Milosevic's forces "are increasingly isolated in the field and running short of fuel and ammunition," said Britain's Armed Forces Minister Doug Henderson on Sunday. British air commodore David Wilby, NATO's military spokesman, predicted that "given another couple days, I think you will see a very real and marked input in the whole result of this conflict." But Wilby also noted that the Yugoslav army in Kosovo, moving westward, was close to cornering the last remnants of the KLA guerrillas -- one more sign that if and when Milosevic finally relents and returns to the negotiating table, he may well arrive having accomplished all he set out to do.

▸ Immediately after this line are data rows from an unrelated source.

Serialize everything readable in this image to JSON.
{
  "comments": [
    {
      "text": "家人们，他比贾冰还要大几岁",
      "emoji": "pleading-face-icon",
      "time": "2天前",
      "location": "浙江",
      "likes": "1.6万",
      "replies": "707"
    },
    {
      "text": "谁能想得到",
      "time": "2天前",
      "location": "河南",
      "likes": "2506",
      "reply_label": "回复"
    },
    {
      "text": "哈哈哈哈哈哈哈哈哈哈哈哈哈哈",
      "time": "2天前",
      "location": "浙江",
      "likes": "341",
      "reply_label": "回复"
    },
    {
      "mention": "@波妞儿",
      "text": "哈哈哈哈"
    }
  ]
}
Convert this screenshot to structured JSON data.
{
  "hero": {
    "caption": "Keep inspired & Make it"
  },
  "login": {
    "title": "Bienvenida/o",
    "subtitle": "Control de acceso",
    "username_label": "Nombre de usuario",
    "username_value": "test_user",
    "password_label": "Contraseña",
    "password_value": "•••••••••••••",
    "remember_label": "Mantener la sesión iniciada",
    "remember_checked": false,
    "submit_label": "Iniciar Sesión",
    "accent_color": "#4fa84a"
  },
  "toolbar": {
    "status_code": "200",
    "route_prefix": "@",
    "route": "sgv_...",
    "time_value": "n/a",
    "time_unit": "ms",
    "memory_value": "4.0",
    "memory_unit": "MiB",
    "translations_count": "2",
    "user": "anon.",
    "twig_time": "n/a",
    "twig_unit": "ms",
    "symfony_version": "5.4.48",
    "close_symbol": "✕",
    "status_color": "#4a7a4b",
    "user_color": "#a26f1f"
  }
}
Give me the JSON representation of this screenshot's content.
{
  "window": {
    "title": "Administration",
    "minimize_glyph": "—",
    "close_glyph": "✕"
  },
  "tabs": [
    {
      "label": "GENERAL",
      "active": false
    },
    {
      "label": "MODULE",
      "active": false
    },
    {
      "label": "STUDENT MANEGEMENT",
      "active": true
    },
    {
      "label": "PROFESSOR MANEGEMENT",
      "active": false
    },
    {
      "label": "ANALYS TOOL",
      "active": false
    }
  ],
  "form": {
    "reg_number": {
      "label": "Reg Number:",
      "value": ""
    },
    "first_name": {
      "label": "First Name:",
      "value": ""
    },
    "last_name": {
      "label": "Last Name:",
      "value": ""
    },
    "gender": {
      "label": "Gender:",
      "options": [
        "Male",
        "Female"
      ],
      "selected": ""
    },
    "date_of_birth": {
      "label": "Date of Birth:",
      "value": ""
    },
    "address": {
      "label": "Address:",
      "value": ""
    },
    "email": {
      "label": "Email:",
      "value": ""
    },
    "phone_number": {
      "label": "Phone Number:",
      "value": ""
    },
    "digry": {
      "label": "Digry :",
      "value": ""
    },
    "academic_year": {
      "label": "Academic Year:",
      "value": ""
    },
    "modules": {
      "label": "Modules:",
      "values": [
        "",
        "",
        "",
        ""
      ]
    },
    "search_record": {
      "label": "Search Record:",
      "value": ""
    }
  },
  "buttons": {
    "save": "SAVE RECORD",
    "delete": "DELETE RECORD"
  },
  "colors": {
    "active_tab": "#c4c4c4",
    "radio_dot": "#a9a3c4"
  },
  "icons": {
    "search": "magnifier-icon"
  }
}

BELGRADE: With clearer skies over Belgrade at last affording NATO bombers a better view of the ground below, officials are stepping up their campaign against President Milosevic on both the military and public-relations fronts. Pentagon spokesman Ken Bacon announced Sunday that the U.S. is sending 24 Apache combat helicopters and 2,000 support troops to Albania to aid NATO's air war against Serb forces in Kosovo. And as the allies' military continued to strike at the Serbs' infrastructure and supply lines in Belgrade (accidentally destroying a civilian heating plant in the process), their p.r. arm insisted that yes, Virginia, this war can be won from above.